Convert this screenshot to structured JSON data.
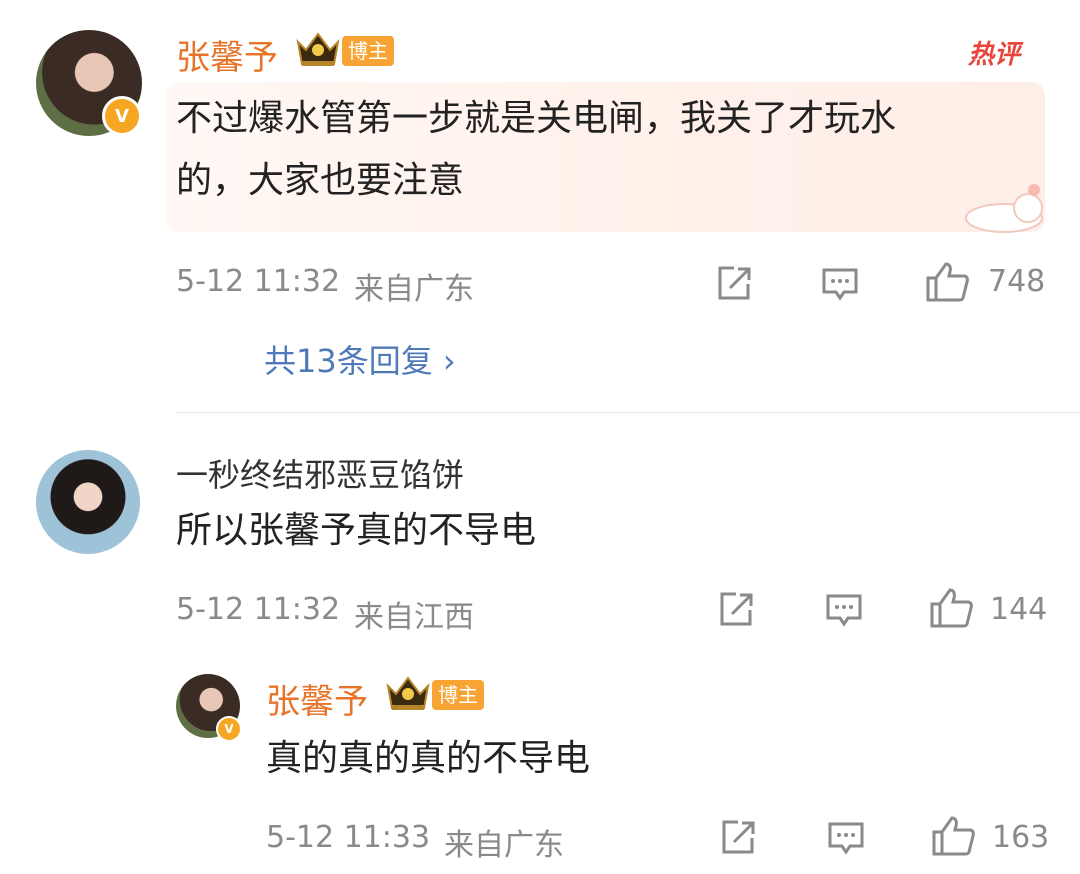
{
  "comments": [
    {
      "author": "张馨予",
      "badge": "博主",
      "hot_label": "热评",
      "text_lines": [
        "不过爆水管第一步就是关电闸，我关了才玩水",
        "的，大家也要注意"
      ],
      "time": "5-12 11:32",
      "location": "来自广东",
      "likes": "748",
      "replies_link": "共13条回复 ›",
      "verified_letter": "V"
    },
    {
      "author": "一秒终结邪恶豆馅饼",
      "text": "所以张馨予真的不导电",
      "time": "5-12 11:32",
      "location": "来自江西",
      "likes": "144"
    },
    {
      "author": "张馨予",
      "badge": "博主",
      "text": "真的真的真的不导电",
      "time": "5-12 11:33",
      "location": "来自广东",
      "likes": "163",
      "verified_letter": "V"
    }
  ],
  "icons": {
    "share": "share-icon",
    "comment": "comment-icon",
    "like": "thumbs-up-icon",
    "crown": "crown-icon"
  },
  "colors": {
    "blogger_name": "#e8742a",
    "badge_bg": "#f7a434",
    "reply_link": "#4f7ab8",
    "meta": "#8a8a8a",
    "hot_label": "#e8453c"
  }
}
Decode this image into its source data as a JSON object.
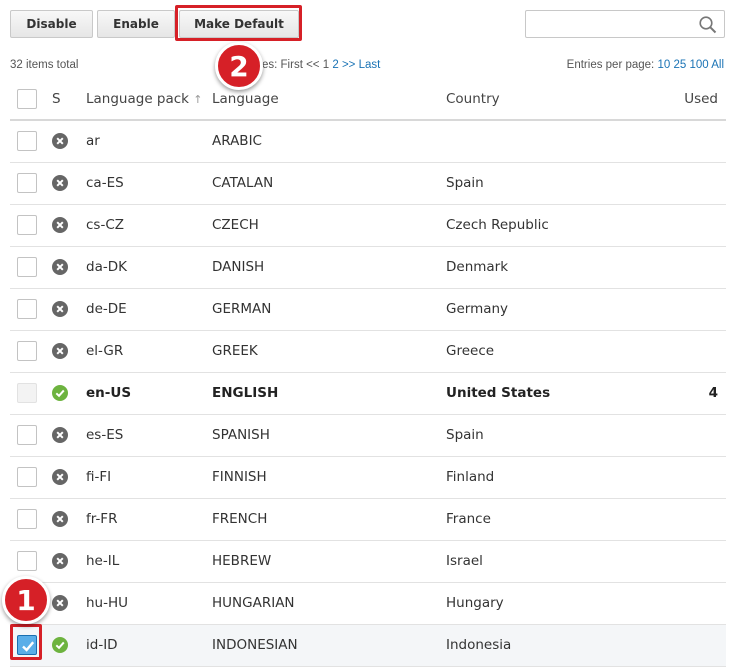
{
  "toolbar": {
    "disable_label": "Disable",
    "enable_label": "Enable",
    "make_default_label": "Make Default"
  },
  "search": {
    "placeholder": "",
    "value": ""
  },
  "summary": {
    "total": "32 items total",
    "pages_label": "es: First",
    "page_prev": "<<",
    "page_1": "1",
    "page_2": "2",
    "page_next": ">>",
    "page_last": "Last",
    "per_page_label": "Entries per page:",
    "per_page_10": "10",
    "per_page_25": "25",
    "per_page_100": "100",
    "per_page_all": "All"
  },
  "annotations": {
    "badge_1": "1",
    "badge_2": "2"
  },
  "table": {
    "headers": {
      "status": "S",
      "pack": "Language pack",
      "sort_indicator": "↑",
      "language": "Language",
      "country": "Country",
      "used": "Used"
    },
    "rows": [
      {
        "pack": "ar",
        "language": "ARABIC",
        "country": "",
        "used": "",
        "status": "disabled",
        "checked": false
      },
      {
        "pack": "ca-ES",
        "language": "CATALAN",
        "country": "Spain",
        "used": "",
        "status": "disabled",
        "checked": false
      },
      {
        "pack": "cs-CZ",
        "language": "CZECH",
        "country": "Czech Republic",
        "used": "",
        "status": "disabled",
        "checked": false
      },
      {
        "pack": "da-DK",
        "language": "DANISH",
        "country": "Denmark",
        "used": "",
        "status": "disabled",
        "checked": false
      },
      {
        "pack": "de-DE",
        "language": "GERMAN",
        "country": "Germany",
        "used": "",
        "status": "disabled",
        "checked": false
      },
      {
        "pack": "el-GR",
        "language": "GREEK",
        "country": "Greece",
        "used": "",
        "status": "disabled",
        "checked": false
      },
      {
        "pack": "en-US",
        "language": "ENGLISH",
        "country": "United States",
        "used": "4",
        "status": "enabled",
        "checked": false
      },
      {
        "pack": "es-ES",
        "language": "SPANISH",
        "country": "Spain",
        "used": "",
        "status": "disabled",
        "checked": false
      },
      {
        "pack": "fi-FI",
        "language": "FINNISH",
        "country": "Finland",
        "used": "",
        "status": "disabled",
        "checked": false
      },
      {
        "pack": "fr-FR",
        "language": "FRENCH",
        "country": "France",
        "used": "",
        "status": "disabled",
        "checked": false
      },
      {
        "pack": "he-IL",
        "language": "HEBREW",
        "country": "Israel",
        "used": "",
        "status": "disabled",
        "checked": false
      },
      {
        "pack": "hu-HU",
        "language": "HUNGARIAN",
        "country": "Hungary",
        "used": "",
        "status": "disabled",
        "checked": false
      },
      {
        "pack": "id-ID",
        "language": "INDONESIAN",
        "country": "Indonesia",
        "used": "",
        "status": "enabled",
        "checked": true
      }
    ]
  },
  "colors": {
    "accent_red": "#d62027",
    "status_enabled": "#6db33f",
    "status_disabled": "#666666",
    "link": "#1a73b5",
    "checkbox_checked": "#5aaee8"
  }
}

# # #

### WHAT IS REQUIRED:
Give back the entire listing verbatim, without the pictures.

### COMPLETED TASK:
Convert this screenshot to structured JSON data.
{
  "comments": [
    {
      "author": "张馨予",
      "badge": "博主",
      "hot_label": "热评",
      "text_lines": [
        "不过爆水管第一步就是关电闸，我关了才玩水",
        "的，大家也要注意"
      ],
      "time": "5-12 11:32",
      "location": "来自广东",
      "likes": "748",
      "replies_link": "共13条回复 ›",
      "verified_letter": "V"
    },
    {
      "author": "一秒终结邪恶豆馅饼",
      "text": "所以张馨予真的不导电",
      "time": "5-12 11:32",
      "location": "来自江西",
      "likes": "144"
    },
    {
      "author": "张馨予",
      "badge": "博主",
      "text": "真的真的真的不导电",
      "time": "5-12 11:33",
      "location": "来自广东",
      "likes": "163",
      "verified_letter": "V"
    }
  ],
  "icons": {
    "share": "share-icon",
    "comment": "comment-icon",
    "like": "thumbs-up-icon",
    "crown": "crown-icon"
  },
  "colors": {
    "blogger_name": "#e8742a",
    "badge_bg": "#f7a434",
    "reply_link": "#4f7ab8",
    "meta": "#8a8a8a",
    "hot_label": "#e8453c"
  }
}
Decode this image into its source data as a JSON object.
{
  "toolbar": {
    "disable_label": "Disable",
    "enable_label": "Enable",
    "make_default_label": "Make Default"
  },
  "search": {
    "placeholder": "",
    "value": ""
  },
  "summary": {
    "total": "32 items total",
    "pages_label": "es: First",
    "page_prev": "<<",
    "page_1": "1",
    "page_2": "2",
    "page_next": ">>",
    "page_last": "Last",
    "per_page_label": "Entries per page:",
    "per_page_10": "10",
    "per_page_25": "25",
    "per_page_100": "100",
    "per_page_all": "All"
  },
  "annotations": {
    "badge_1": "1",
    "badge_2": "2"
  },
  "table": {
    "headers": {
      "status": "S",
      "pack": "Language pack",
      "sort_indicator": "↑",
      "language": "Language",
      "country": "Country",
      "used": "Used"
    },
    "rows": [
      {
        "pack": "ar",
        "language": "ARABIC",
        "country": "",
        "used": "",
        "status": "disabled",
        "checked": false
      },
      {
        "pack": "ca-ES",
        "language": "CATALAN",
        "country": "Spain",
        "used": "",
        "status": "disabled",
        "checked": false
      },
      {
        "pack": "cs-CZ",
        "language": "CZECH",
        "country": "Czech Republic",
        "used": "",
        "status": "disabled",
        "checked": false
      },
      {
        "pack": "da-DK",
        "language": "DANISH",
        "country": "Denmark",
        "used": "",
        "status": "disabled",
        "checked": false
      },
      {
        "pack": "de-DE",
        "language": "GERMAN",
        "country": "Germany",
        "used": "",
        "status": "disabled",
        "checked": false
      },
      {
        "pack": "el-GR",
        "language": "GREEK",
        "country": "Greece",
        "used": "",
        "status": "disabled",
        "checked": false
      },
      {
        "pack": "en-US",
        "language": "ENGLISH",
        "country": "United States",
        "used": "4",
        "status": "enabled",
        "checked": false
      },
      {
        "pack": "es-ES",
        "language": "SPANISH",
        "country": "Spain",
        "used": "",
        "status": "disabled",
        "checked": false
      },
      {
        "pack": "fi-FI",
        "language": "FINNISH",
        "country": "Finland",
        "used": "",
        "status": "disabled",
        "checked": false
      },
      {
        "pack": "fr-FR",
        "language": "FRENCH",
        "country": "France",
        "used": "",
        "status": "disabled",
        "checked": false
      },
      {
        "pack": "he-IL",
        "language": "HEBREW",
        "country": "Israel",
        "used": "",
        "status": "disabled",
        "checked": false
      },
      {
        "pack": "hu-HU",
        "language": "HUNGARIAN",
        "country": "Hungary",
        "used": "",
        "status": "disabled",
        "checked": false
      },
      {
        "pack": "id-ID",
        "language": "INDONESIAN",
        "country": "Indonesia",
        "used": "",
        "status": "enabled",
        "checked": true
      }
    ]
  },
  "colors": {
    "accent_red": "#d62027",
    "status_enabled": "#6db33f",
    "status_disabled": "#666666",
    "link": "#1a73b5",
    "checkbox_checked": "#5aaee8"
  }
}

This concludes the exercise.